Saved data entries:
>>

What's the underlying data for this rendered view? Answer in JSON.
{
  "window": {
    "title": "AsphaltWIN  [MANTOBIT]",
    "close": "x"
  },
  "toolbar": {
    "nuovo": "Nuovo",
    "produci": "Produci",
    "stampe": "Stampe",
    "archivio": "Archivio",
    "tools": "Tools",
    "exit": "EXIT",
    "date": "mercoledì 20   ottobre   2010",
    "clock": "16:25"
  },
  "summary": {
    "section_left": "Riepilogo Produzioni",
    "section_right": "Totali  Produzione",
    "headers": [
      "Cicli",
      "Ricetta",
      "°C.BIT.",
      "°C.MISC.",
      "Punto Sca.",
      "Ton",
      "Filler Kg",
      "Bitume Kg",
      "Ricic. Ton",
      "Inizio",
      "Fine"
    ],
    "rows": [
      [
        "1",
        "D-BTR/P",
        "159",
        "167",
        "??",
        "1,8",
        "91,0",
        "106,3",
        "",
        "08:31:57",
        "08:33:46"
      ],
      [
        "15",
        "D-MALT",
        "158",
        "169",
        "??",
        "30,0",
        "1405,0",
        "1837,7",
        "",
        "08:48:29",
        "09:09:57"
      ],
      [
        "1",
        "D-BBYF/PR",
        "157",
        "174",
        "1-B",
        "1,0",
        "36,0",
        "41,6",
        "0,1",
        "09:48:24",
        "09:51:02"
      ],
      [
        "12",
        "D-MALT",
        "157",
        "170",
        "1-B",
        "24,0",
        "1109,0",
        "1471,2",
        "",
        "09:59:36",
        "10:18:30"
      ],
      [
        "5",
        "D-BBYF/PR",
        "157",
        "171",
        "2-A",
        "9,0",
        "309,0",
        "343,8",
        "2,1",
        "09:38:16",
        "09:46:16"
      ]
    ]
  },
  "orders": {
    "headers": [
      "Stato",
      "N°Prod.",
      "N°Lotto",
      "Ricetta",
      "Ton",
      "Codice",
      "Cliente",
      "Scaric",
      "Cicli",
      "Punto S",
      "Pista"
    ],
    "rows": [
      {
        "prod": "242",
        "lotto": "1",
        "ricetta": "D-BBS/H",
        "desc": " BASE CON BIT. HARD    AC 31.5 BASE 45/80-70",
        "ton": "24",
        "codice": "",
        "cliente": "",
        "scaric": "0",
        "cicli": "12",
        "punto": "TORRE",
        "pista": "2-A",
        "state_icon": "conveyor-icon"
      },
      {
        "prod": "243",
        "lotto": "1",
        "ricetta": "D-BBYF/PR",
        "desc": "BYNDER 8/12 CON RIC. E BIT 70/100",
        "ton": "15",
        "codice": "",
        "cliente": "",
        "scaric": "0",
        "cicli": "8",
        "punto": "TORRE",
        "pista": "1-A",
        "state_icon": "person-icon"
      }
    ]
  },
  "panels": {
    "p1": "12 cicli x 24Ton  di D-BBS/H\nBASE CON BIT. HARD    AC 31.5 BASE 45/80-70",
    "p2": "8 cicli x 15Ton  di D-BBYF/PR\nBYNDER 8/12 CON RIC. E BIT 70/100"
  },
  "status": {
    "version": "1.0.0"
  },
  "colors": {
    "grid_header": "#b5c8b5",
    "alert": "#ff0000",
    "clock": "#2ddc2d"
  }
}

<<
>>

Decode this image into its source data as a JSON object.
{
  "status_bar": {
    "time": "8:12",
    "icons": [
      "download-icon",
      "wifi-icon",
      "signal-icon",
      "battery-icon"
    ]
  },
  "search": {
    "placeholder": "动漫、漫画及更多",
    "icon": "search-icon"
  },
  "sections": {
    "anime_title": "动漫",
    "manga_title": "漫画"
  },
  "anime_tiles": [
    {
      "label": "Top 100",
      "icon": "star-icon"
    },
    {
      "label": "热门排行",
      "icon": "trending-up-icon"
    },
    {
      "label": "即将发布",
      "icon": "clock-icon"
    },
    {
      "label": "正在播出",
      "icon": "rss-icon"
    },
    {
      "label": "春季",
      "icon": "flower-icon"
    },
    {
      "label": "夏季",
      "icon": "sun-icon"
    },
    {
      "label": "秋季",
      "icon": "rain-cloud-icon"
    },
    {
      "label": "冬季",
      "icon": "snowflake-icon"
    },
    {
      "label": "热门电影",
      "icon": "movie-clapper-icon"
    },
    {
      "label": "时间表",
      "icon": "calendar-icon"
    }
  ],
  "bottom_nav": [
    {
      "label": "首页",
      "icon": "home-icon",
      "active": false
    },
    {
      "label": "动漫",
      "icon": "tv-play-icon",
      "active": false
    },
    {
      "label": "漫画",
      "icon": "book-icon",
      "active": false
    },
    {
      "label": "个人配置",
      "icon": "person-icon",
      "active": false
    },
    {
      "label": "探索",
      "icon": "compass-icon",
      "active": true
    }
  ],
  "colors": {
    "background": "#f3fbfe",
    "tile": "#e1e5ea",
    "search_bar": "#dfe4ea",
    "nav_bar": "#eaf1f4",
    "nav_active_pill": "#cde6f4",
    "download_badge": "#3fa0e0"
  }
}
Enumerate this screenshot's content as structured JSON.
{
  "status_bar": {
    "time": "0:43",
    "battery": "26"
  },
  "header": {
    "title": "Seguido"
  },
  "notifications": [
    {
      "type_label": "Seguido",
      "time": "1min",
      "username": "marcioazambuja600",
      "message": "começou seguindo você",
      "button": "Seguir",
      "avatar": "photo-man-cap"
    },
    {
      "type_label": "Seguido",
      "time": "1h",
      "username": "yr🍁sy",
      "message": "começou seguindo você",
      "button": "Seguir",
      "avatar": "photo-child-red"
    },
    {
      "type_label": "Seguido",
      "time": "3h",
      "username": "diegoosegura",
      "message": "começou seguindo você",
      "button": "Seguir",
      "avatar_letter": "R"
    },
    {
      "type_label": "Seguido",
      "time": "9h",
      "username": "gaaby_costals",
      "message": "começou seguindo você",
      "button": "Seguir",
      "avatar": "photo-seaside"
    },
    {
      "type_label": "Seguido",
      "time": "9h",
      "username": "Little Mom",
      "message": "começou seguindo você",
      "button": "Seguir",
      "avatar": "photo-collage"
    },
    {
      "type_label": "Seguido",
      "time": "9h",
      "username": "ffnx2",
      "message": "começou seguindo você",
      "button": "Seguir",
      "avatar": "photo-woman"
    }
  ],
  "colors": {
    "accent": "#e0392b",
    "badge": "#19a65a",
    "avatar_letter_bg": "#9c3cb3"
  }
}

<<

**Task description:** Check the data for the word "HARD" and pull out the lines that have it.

**Response to this task:**
        "desc": " BASE CON BIT. HARD    AC 31.5 BASE 45/80-70",
    "p1": "12 cicli x 24Ton  di D-BBS/H\nBASE CON BIT. HARD    AC 31.5 BASE 45/80-70",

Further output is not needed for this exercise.